#### PROBLEM DETAILS:
Go through the entries below and return every line that contains "docs".

#### TASK INPUT:
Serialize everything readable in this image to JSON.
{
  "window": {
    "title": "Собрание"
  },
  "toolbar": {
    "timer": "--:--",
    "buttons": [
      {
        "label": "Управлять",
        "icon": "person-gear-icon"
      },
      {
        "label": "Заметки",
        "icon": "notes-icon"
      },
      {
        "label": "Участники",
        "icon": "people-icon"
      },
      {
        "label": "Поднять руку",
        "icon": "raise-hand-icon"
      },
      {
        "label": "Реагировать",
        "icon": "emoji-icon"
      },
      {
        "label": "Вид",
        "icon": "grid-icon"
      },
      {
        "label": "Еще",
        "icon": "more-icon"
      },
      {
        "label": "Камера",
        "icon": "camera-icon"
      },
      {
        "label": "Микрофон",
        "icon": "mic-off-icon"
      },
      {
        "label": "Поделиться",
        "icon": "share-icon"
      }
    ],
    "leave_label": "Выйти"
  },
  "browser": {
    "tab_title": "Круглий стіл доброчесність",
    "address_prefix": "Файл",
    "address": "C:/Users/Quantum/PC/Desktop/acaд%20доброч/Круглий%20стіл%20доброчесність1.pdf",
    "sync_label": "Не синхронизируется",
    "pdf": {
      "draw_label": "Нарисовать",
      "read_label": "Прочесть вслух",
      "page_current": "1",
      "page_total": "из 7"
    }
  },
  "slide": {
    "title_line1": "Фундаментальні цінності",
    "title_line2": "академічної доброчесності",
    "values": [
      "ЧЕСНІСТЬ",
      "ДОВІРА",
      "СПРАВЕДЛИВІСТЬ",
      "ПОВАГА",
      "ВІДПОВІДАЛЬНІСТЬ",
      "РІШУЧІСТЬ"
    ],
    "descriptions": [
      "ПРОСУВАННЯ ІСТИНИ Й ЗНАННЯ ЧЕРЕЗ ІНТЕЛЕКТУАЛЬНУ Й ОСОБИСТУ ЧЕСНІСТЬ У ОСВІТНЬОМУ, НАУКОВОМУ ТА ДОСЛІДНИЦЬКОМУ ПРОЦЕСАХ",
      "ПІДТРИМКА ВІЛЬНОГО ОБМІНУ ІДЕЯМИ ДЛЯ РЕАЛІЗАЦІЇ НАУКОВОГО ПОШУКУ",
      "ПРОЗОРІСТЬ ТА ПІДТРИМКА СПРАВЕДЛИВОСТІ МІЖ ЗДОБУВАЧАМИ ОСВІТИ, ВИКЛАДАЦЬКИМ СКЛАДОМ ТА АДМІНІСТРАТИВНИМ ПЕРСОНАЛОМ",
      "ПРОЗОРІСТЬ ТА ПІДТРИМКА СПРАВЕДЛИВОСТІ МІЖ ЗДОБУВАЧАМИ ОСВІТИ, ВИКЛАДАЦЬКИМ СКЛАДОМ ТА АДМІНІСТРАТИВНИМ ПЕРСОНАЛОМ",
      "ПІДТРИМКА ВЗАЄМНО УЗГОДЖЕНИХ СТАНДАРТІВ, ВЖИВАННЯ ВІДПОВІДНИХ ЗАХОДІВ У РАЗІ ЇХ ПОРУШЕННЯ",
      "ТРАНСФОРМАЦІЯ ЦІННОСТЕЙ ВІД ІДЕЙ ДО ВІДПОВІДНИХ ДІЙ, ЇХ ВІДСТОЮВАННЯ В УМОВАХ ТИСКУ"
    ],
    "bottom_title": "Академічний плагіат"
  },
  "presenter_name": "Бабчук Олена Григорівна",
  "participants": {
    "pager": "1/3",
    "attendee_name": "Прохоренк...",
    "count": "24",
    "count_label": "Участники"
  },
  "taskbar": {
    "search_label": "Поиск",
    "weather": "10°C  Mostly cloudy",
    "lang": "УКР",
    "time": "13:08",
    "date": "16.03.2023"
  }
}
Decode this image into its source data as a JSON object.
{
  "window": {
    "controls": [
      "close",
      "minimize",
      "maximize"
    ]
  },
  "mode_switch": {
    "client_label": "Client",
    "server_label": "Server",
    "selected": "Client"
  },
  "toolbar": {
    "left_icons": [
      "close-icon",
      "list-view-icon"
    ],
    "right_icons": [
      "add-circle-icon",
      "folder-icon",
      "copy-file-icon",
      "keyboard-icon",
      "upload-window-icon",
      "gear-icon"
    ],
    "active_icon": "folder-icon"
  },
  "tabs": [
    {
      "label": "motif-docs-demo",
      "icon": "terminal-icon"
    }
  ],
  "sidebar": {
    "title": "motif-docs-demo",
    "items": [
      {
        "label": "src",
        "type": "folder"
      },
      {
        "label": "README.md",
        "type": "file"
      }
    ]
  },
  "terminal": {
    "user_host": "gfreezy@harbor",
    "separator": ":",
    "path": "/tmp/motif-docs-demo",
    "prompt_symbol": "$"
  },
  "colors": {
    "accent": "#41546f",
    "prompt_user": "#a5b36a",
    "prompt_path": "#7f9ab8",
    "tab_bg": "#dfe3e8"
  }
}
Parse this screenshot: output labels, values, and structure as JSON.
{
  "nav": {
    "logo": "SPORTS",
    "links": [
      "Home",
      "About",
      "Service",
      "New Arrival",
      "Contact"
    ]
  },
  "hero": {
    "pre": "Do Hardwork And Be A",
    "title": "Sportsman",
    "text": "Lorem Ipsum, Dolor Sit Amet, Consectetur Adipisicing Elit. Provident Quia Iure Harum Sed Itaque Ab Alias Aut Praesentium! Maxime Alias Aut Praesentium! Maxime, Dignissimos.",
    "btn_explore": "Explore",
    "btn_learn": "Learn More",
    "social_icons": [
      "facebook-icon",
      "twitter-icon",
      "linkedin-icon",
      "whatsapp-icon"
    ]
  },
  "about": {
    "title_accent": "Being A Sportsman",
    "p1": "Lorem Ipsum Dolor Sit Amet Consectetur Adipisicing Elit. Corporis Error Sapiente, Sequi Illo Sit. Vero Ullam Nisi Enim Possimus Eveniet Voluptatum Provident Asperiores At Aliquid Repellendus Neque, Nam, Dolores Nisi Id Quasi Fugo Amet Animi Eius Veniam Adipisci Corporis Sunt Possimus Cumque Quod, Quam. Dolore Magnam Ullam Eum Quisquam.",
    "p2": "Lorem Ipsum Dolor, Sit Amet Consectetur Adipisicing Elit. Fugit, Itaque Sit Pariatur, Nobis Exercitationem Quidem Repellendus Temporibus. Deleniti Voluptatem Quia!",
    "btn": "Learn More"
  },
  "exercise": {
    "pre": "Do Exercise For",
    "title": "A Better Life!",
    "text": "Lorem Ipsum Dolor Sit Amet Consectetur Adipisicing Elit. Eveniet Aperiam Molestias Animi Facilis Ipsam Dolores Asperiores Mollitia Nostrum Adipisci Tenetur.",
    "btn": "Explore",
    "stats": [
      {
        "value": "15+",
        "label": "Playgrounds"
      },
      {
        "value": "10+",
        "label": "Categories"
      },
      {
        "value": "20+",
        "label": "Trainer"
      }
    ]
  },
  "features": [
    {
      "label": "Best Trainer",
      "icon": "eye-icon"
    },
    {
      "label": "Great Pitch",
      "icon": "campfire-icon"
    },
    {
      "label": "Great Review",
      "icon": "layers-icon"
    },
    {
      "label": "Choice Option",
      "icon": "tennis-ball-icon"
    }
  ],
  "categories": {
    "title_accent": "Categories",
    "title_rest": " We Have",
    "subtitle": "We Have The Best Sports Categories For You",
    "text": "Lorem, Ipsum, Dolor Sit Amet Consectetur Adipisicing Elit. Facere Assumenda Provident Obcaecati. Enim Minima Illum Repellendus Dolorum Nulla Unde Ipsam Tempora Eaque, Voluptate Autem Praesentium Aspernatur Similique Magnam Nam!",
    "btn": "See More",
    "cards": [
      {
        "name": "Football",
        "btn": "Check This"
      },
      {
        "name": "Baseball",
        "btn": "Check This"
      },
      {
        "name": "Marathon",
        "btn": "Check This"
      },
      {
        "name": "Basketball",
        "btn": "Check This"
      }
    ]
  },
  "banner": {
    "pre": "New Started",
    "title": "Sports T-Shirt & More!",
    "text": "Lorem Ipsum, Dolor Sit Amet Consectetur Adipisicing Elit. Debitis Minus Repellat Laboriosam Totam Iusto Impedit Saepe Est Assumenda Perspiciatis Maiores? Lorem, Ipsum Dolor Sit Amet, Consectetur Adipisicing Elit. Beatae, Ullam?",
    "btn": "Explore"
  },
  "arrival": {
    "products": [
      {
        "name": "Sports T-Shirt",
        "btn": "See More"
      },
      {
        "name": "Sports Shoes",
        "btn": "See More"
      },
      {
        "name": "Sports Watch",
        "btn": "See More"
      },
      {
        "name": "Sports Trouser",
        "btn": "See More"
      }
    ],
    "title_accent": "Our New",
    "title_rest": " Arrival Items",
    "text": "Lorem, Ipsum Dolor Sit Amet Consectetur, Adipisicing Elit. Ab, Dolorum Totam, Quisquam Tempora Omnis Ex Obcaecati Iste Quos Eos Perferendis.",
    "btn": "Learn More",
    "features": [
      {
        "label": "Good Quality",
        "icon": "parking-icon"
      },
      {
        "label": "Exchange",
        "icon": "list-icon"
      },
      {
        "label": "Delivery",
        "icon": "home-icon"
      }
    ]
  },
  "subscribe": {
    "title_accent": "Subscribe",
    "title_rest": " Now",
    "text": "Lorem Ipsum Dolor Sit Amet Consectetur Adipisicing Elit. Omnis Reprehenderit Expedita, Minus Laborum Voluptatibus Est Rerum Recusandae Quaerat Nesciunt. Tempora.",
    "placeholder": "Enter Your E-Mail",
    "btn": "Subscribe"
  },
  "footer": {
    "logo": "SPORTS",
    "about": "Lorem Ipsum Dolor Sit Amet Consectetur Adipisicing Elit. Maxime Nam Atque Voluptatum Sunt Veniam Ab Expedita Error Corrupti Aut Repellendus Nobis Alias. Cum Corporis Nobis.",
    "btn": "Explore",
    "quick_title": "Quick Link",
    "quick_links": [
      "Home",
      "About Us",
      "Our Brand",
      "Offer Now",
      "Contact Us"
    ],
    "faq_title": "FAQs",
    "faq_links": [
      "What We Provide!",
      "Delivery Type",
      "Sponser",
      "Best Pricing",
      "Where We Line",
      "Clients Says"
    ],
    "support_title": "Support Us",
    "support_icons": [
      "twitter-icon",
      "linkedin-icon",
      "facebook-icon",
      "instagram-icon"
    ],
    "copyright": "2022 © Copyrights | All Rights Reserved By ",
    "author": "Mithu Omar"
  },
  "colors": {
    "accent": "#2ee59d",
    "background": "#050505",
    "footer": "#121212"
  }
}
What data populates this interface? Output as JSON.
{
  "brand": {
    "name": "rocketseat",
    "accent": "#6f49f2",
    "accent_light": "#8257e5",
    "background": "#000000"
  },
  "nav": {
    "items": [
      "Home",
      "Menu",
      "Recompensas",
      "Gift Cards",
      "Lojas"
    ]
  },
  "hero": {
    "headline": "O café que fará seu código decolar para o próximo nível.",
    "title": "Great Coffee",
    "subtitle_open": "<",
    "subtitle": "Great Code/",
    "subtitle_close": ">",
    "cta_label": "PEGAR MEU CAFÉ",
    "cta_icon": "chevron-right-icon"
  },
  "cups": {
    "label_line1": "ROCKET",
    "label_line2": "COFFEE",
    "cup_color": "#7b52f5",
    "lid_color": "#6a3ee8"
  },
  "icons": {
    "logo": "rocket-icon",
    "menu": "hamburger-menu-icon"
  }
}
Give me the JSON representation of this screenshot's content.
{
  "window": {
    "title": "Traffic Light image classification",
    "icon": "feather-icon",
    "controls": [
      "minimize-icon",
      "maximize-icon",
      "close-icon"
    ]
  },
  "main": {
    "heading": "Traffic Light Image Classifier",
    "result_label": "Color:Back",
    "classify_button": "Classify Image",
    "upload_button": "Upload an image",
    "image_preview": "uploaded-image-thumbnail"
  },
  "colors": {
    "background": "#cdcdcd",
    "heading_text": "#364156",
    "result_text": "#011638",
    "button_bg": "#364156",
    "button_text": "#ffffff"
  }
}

#### TASK OUTPUT:
      "label": "motif-docs-demo",
    "title": "motif-docs-demo",
    "path": "/tmp/motif-docs-demo",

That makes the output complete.